In the early 1940s, economist Joseph Schumpeter wrote the book, “Capitalism, Socialism, and Democracy,” where he introduced the notion of “creative destruction,” as a requirement of capitalism’s success. This “perennial gale” of Creative Destruction is described below:
The opening up of new markets, foreign or domestic, and the organizational development from the craft shop and factory to such concerns as U.S. Steel illustrate the process of industrial mutation that incessantly revolutionizes the economic structure from within, incessantly destroying the old one, incessantly creating a new one. This process of Creative Destruction is the essential fact about capitalism. It is what capitalism consists in and what every capitalist concern has got to live in.
Essentially, the notion is that the innovation, creativity, and growth of a healthy capitalist economic system is built on the corpses of those businesses that grew complacent, failed to adapt, and change to meet the market’s needs.
Buggy whip manufacturers, photographic film producers, and coal magnates have all gradually been consigned to the dustbin of economic history as a result of failing to change with the times, often resulting in the layoffs of thousands of employees and the literal and figurative “destruction” of once towering fortunes.
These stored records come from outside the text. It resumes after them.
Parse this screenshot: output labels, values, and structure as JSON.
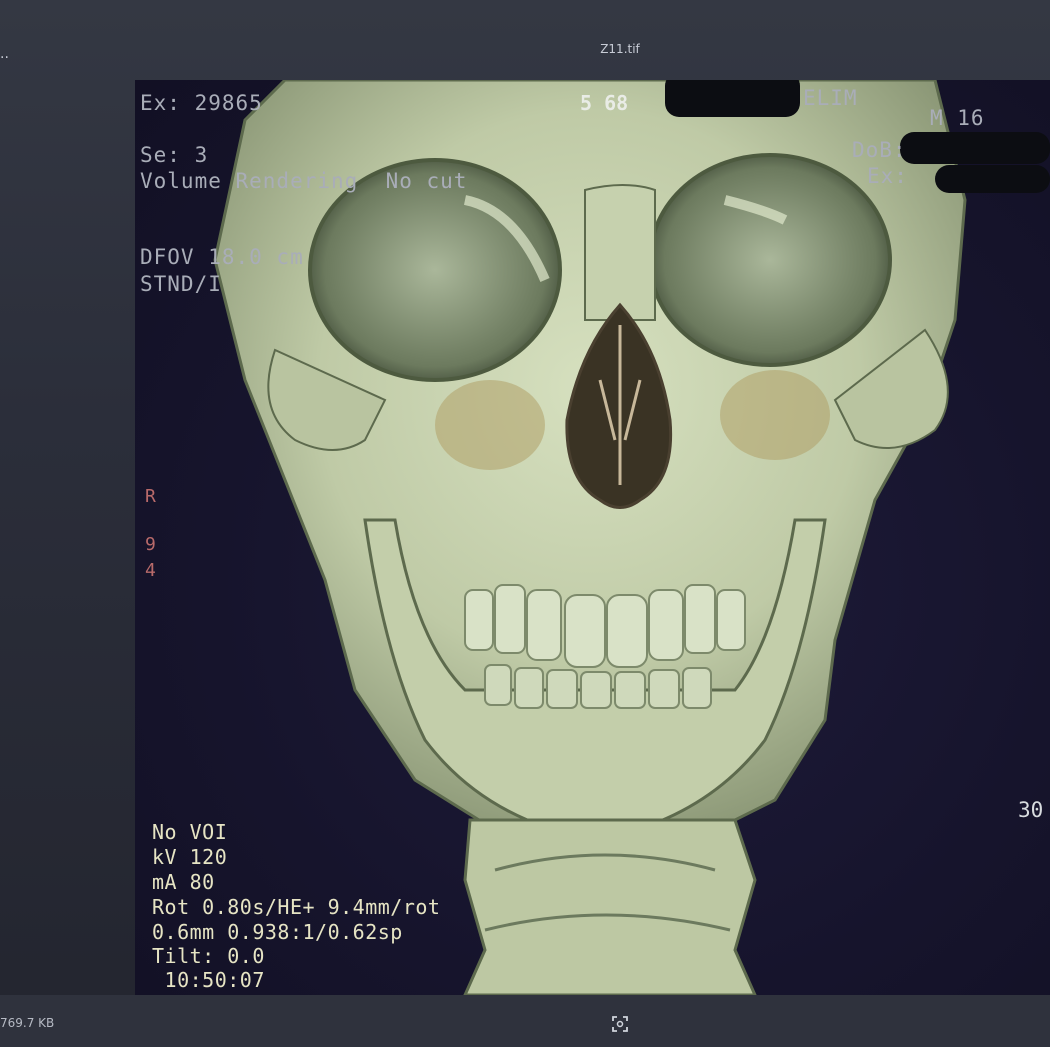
{
  "window": {
    "title": "Z11.tif",
    "ellipsis": ".."
  },
  "overlay": {
    "exam": "Ex: 29865",
    "series_num": "5 68",
    "site_partial": "ELIM",
    "age_sex": "M 16",
    "dob_label": "DoB:",
    "ex_label": "Ex:",
    "series": "Se: 3",
    "render_mode": "Volume Rendering  No cut",
    "dfov": "DFOV 18.0 cm",
    "recon": "STND/I",
    "orientation": "R",
    "side_num_1": "9",
    "side_num_2": "4",
    "right_value": "30",
    "voi": "No VOI",
    "kv": "kV 120",
    "ma": "mA 80",
    "rot": "Rot 0.80s/HE+ 9.4mm/rot",
    "slice": "0.6mm 0.938:1/0.62sp",
    "tilt": "Tilt: 0.0",
    "time": " 10:50:07"
  },
  "status": {
    "file_size": "769.7 KB"
  },
  "colors": {
    "bone": "#c8d4b0",
    "bone_shadow": "#6f7c5e",
    "background": "#16142c"
  }
}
And, the economy and consumers are ultimately better off for it. The continual churn of businesses ultimately prevents stagnation, rewards those best able to serve the needs of the market, and punishes those businesses that put out a crappy product or fail to change as the tastes of buyers do.
What Would Happen Without Creative Destruction?
Often times as once great businesses begin to struggle, they appeal to the government to bail them out, or to subsidize their industry in the hopes of making it more competitive. Generally, this is cloaked in discussions about saving jobs and other supposed public goods, but frequently even these actions only act to slow the rigor mortis, rather than breathe new life into the faltering businesses. At best, these delays can provide a short respite for businesses to re-structure and change their business model to better serve the evolving market. At worst, they represent a squandering of public resources on a private endeavor that has made its own economic bed by failing to adapt to market demands.
In a real sense, the NFL is a powerful example of the ways in which the absence of creative destruction ultimately corrupts the market and corrodes the quality of the products that it produces.
An Economic Ball Pit
How can the NFL, an organization that made over $16 billion in its most recent revenue estimates, be an economic cautionary tale? It turns out that it has a lot to do with how that league-wide revenue is distributed among the constituent teams. About $9 billion of the league’s income is derived from very lucrative television contracts and other agreements that are shared communally by teams in the league, to the tune of about $255 million per team (as of 2019).
With a salary cap of ~$188m per team in 2019, each owner clears around $67m per year before taking into account any of the revenues from stadium seats, concessions, and other streams unique to each team. This outside income can be very significant, ranging from around $100m extra per year for the Raiders to $700m extra per year for the Cowboys.
Nevertheless, at the end of the day, because of the communal revenue sharing agreement, it is essentially impossible for an NFL team to lose money in the absence of outright fraud or extracurricular expenditures. The perennial gale has been “nerfed.” As a result, all 32 franchises are insulated from the creative destruction outlined above. The conventional market forces, profit making and a fear of bankruptcy have been short-circuited, and instead laziness, mismanagement, and a tin ear to the will of consumers are often rewarded (or at least insufficiently punished).
Interestingly, our European brethren in the soccer world seem to have developed a partial solution to this problem through the promotion and relegation process, which rewards well performing teams by moving them up into more prestigious (and lucrative) leagues and punishes poorly performing teams by moving them down.
The Redskins, with around a 40% winning percentage over the past two decades of Dan Snyder’s ownership, are the sort of “business” that could only survive in a protectionist system that - while an economic powerhouse in the aggregate - has also produced an abundance of “welfare queens” (think the Redskins, Bengals, and Dolphins) - free riders - sucking at the teat of the NFL’s swollen mammaries.
Surely some owners, notably those in the same divisions as the free riders, don’t mind perpetual losers in their midst. After all, NFL schedules are brutal, and easy wins are hard to come by. However, at the end of the day, it’s bad for the NFL brand to have perennially mismanaged franchises like the Redskins soiling the experience for an ever dwindling group of fans. It would serve the League well to find a way insert creative destruction, or at least a reasonable fear of it, into their business model moving forward.